The jobs part of the statement is a bit of a stretch, but 4 percent annual economic growth? We haven't seen a 4 percent growth for a full year since 2000, and that was 16 years ago. The Trump plan calls for this to happen along the way to 2027. Granted, a lot can happen in 10 years, but can the pace of the economy accelerate from a pitiful norm of a bit more than 2 percent to a magnificent 4 percent norm in 10 years and hold to the growth rate? Let's take a look.

The simple recipe for calculating GDP growth tells us to add the annual growth rate of the workforce to the growth rate of labor productivity. Doing so says we may hit 4 percent occasionally, but sustained growth at that level just can't happen.

Here's why: Bureau of Labor Statistics data tell us that future labor force growth is crippled by aging Baby Boomers who are leaving the workforce and by a smaller next generation of workers entering it. Across the next decade, labor force growth will be less than 0.5 percent. That calls for at least 3.5 percent growth in productivity if we are to see 4 percent.

What do labor productivity numbers say about the prospects? First, let's admit that there is no way to know what future innovations may do for productivity, but we can know what has happened in the last 64 years. An examination of labor productivity growth from 1950 to 2014 tells us that the 10-year running average never hits or exceeds 3.5 percent. Remember, we are looking for a norm, not occasional spikes.

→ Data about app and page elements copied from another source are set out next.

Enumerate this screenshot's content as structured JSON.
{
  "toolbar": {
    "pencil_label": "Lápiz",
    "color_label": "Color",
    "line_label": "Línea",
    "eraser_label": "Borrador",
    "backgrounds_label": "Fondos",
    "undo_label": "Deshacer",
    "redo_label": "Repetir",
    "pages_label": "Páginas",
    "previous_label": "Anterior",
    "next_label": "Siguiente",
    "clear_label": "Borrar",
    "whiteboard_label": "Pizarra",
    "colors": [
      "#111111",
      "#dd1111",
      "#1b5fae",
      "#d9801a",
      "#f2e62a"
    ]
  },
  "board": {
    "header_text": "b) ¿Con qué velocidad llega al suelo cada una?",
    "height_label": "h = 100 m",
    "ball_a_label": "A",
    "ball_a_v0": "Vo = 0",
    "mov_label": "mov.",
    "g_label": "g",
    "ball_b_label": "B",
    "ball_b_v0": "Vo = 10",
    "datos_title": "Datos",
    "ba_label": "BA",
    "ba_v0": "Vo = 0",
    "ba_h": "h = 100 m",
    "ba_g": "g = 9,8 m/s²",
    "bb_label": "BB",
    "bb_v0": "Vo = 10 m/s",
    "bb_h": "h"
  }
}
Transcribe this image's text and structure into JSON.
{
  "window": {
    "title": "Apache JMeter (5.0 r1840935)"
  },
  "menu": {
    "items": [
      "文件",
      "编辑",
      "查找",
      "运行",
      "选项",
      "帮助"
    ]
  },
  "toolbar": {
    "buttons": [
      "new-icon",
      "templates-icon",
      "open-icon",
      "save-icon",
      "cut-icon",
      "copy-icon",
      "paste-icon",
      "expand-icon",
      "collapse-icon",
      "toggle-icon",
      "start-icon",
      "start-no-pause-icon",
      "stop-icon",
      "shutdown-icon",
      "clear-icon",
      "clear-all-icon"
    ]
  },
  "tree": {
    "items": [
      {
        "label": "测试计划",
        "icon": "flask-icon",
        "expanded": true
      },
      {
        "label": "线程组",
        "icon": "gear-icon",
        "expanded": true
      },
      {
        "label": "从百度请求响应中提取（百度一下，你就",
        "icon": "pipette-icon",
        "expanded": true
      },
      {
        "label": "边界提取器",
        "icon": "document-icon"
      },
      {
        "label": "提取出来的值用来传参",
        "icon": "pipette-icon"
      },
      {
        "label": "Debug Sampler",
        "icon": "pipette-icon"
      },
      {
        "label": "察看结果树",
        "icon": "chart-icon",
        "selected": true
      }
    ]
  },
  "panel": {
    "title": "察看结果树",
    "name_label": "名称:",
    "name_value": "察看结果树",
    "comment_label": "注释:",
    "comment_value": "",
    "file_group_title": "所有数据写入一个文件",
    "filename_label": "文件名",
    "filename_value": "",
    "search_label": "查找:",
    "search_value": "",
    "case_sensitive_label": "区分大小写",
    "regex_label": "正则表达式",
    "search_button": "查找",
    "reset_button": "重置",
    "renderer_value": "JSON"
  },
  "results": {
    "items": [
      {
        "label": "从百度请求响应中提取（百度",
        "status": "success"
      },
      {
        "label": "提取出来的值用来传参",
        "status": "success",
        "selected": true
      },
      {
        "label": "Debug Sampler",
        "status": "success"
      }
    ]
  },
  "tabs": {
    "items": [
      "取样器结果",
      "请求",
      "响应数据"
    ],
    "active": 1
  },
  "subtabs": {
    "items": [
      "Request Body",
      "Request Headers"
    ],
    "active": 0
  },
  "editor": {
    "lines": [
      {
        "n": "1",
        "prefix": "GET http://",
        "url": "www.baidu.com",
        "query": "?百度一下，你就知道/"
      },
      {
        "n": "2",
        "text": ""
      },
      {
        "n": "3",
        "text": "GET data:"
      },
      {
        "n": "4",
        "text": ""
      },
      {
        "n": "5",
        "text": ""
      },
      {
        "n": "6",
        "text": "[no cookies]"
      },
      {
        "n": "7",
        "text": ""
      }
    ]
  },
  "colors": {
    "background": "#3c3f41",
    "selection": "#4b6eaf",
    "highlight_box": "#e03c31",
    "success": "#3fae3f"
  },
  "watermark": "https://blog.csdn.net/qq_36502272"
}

This is not very encouraging. The results are better if we focus on a five-year running average and refer to that as a weak norm. In that case, 3.5 percent growth is achieved twice in more than 50 years of data: 1965 and 2003. There are two five-year periods in the last 64 years when productivity growth averaged 3.5 percent or more. This is still not very encouraging.

But let's not get out the sackcloth and ashes quite yet. Isn't it possible to open immigration's door and encourage some quick labor force growth?

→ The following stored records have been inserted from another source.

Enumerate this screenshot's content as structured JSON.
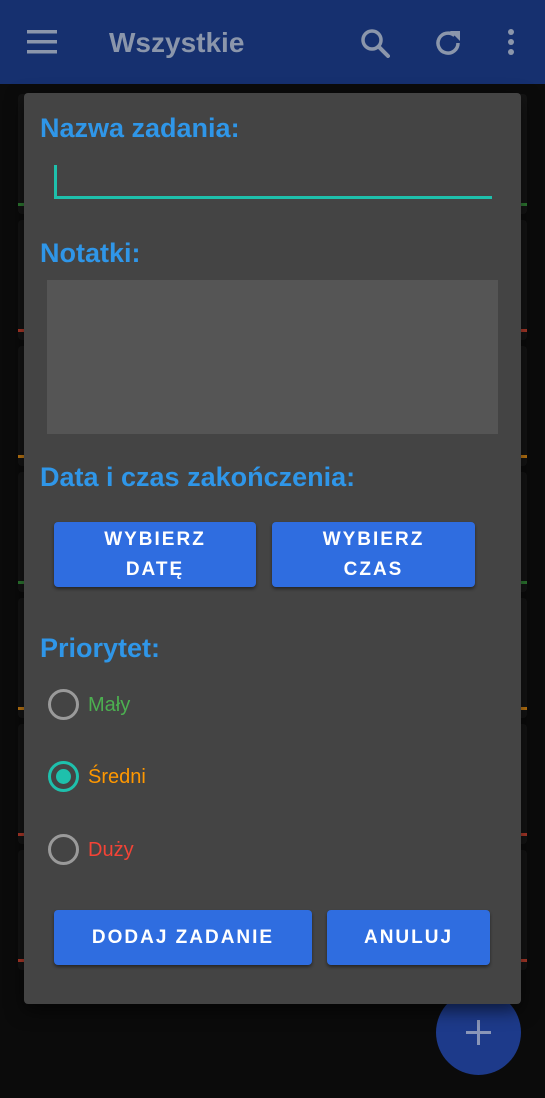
{
  "appbar": {
    "title": "Wszystkie",
    "icons": [
      "menu-icon",
      "search-icon",
      "refresh-icon",
      "more-vert-icon"
    ],
    "color": "#16306f"
  },
  "dialog": {
    "name_label": "Nazwa zadania:",
    "name_value": "",
    "notes_label": "Notatki:",
    "notes_value": "",
    "deadline_label": "Data i czas zakończenia:",
    "pick_date_line1": "WYBIERZ",
    "pick_date_line2": "DATĘ",
    "pick_time_line1": "WYBIERZ",
    "pick_time_line2": "CZAS",
    "priority_label": "Priorytet:",
    "priorities": [
      {
        "label": "Mały",
        "color": "#4caf50",
        "selected": false
      },
      {
        "label": "Średni",
        "color": "#ff9800",
        "selected": true
      },
      {
        "label": "Duży",
        "color": "#f44336",
        "selected": false
      }
    ],
    "add_button": "DODAJ ZADANIE",
    "cancel_button": "ANULUJ",
    "accent_color": "#2f96e8",
    "button_color": "#2f6de0"
  },
  "fab": {
    "icon": "plus-icon"
  }
}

Why would I even think such a thing? Trump has already closed off that possibility. What about the possibility of unprecedented productivity acceleration due to innovations and the clipping away of noxious regulations? Couldn't that happen? Yes, but past data are not encouraging.

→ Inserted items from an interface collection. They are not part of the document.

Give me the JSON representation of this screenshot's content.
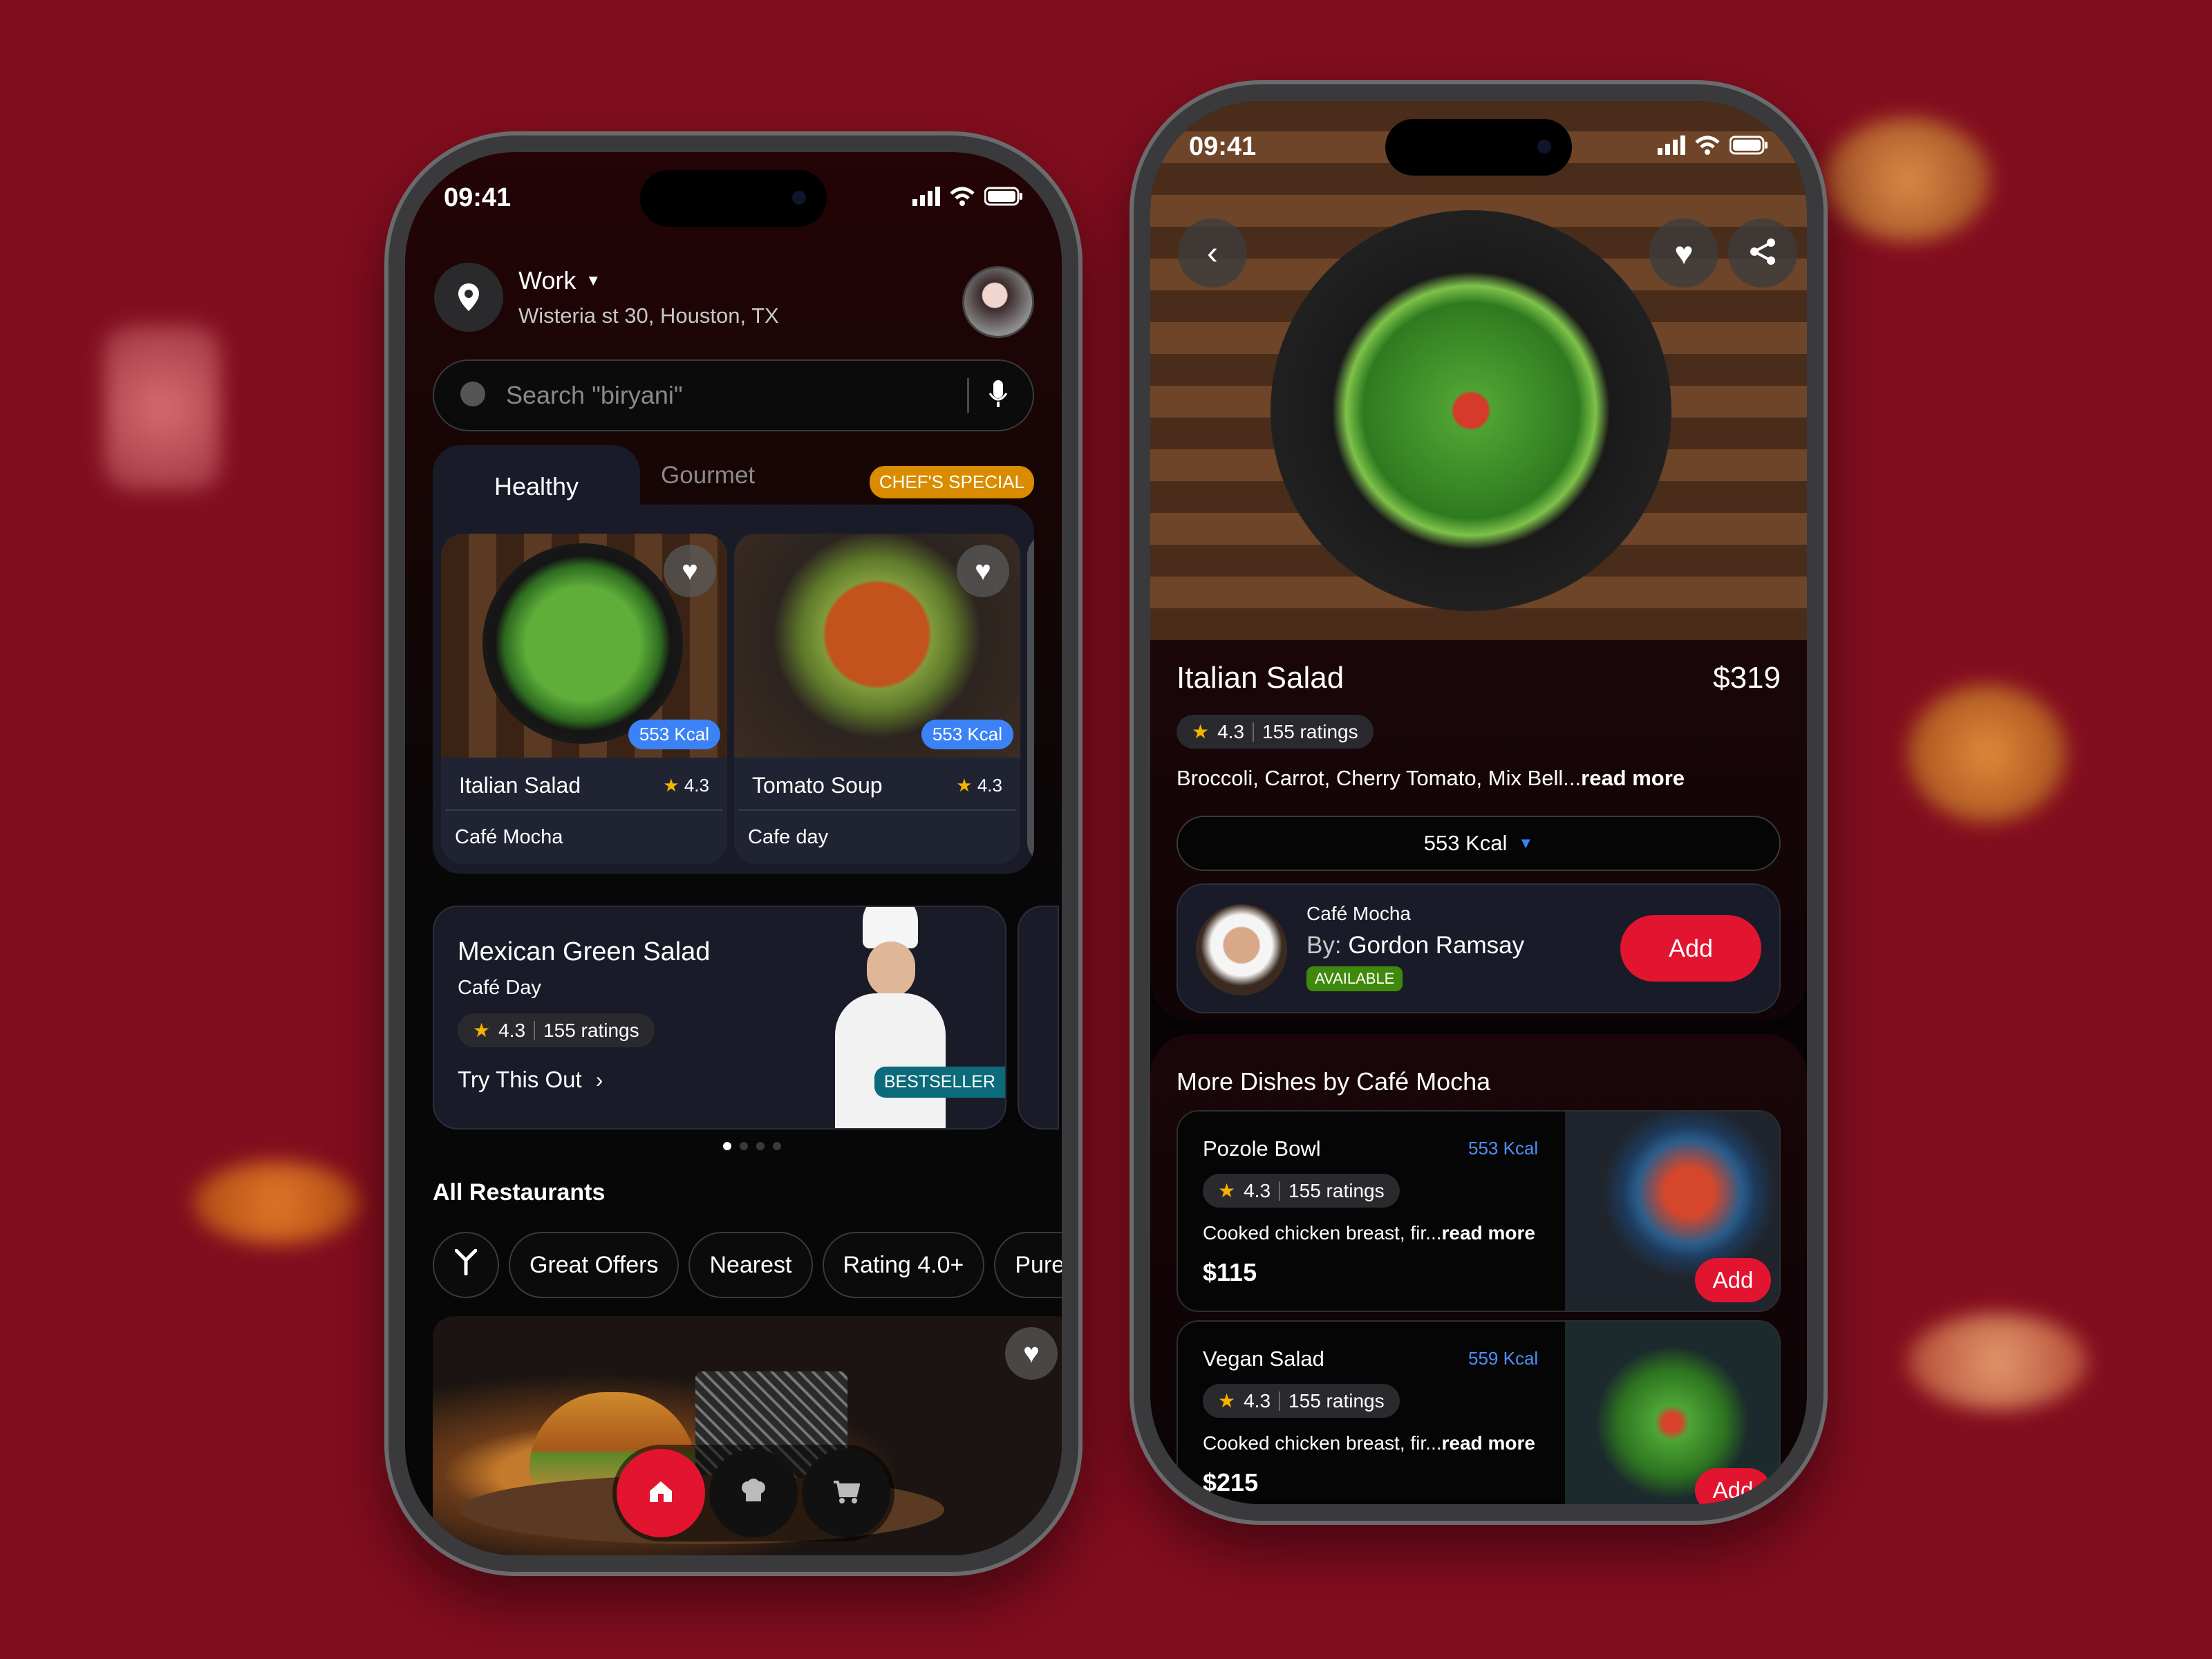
{
  "left": {
    "status_time": "09:41",
    "location": {
      "label": "Work",
      "address": "Wisteria st 30, Houston, TX"
    },
    "search": {
      "placeholder": "Search \"biryani\""
    },
    "tabs": {
      "active": "Healthy",
      "inactive": "Gourmet",
      "badge": "CHEF'S SPECIAL"
    },
    "cards": [
      {
        "name": "Italian Salad",
        "rating": "4.3",
        "place": "Café Mocha",
        "kcal": "553 Kcal"
      },
      {
        "name": "Tomato Soup",
        "rating": "4.3",
        "place": "Cafe day",
        "kcal": "553 Kcal"
      }
    ],
    "promo": {
      "title": "Mexican Green Salad",
      "place": "Café Day",
      "rating": "4.3",
      "ratings": "155 ratings",
      "cta": "Try This Out",
      "badge": "BESTSELLER"
    },
    "section_title": "All Restaurants",
    "filters": [
      "Great Offers",
      "Nearest",
      "Rating 4.0+",
      "Pure Ve"
    ]
  },
  "right": {
    "status_time": "09:41",
    "dish": {
      "name": "Italian Salad",
      "price": "$319",
      "rating": "4.3",
      "ratings": "155 ratings",
      "ingredients": "Broccoli, Carrot, Cherry Tomato, Mix Bell...",
      "read_more": "read more",
      "kcal": "553 Kcal"
    },
    "chef": {
      "cafe": "Café Mocha",
      "by_prefix": "By:",
      "name": "Gordon Ramsay",
      "status": "AVAILABLE",
      "add": "Add"
    },
    "more_title": "More Dishes by Café Mocha",
    "more": [
      {
        "name": "Pozole Bowl",
        "kcal": "553 Kcal",
        "rating": "4.3",
        "ratings": "155 ratings",
        "desc": "Cooked chicken breast, fir...",
        "read_more": "read more",
        "price": "$115",
        "add": "Add"
      },
      {
        "name": "Vegan Salad",
        "kcal": "559 Kcal",
        "rating": "4.3",
        "ratings": "155 ratings",
        "desc": "Cooked chicken breast, fir...",
        "read_more": "read more",
        "price": "$215",
        "add": "Add"
      }
    ]
  },
  "colors": {
    "background": "#820d1e",
    "accent_red": "#e3142f",
    "kcal_blue": "#3b82f6",
    "chef_special": "#d98c00",
    "bestseller": "#0b6b7a",
    "available": "#3f8a0c"
  }
}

So what can we make of the prospects for 4 percent growth? Not much. The new Trump administration might lower their sights to achieving a norm of 3 percent. And that would be a marked improvement.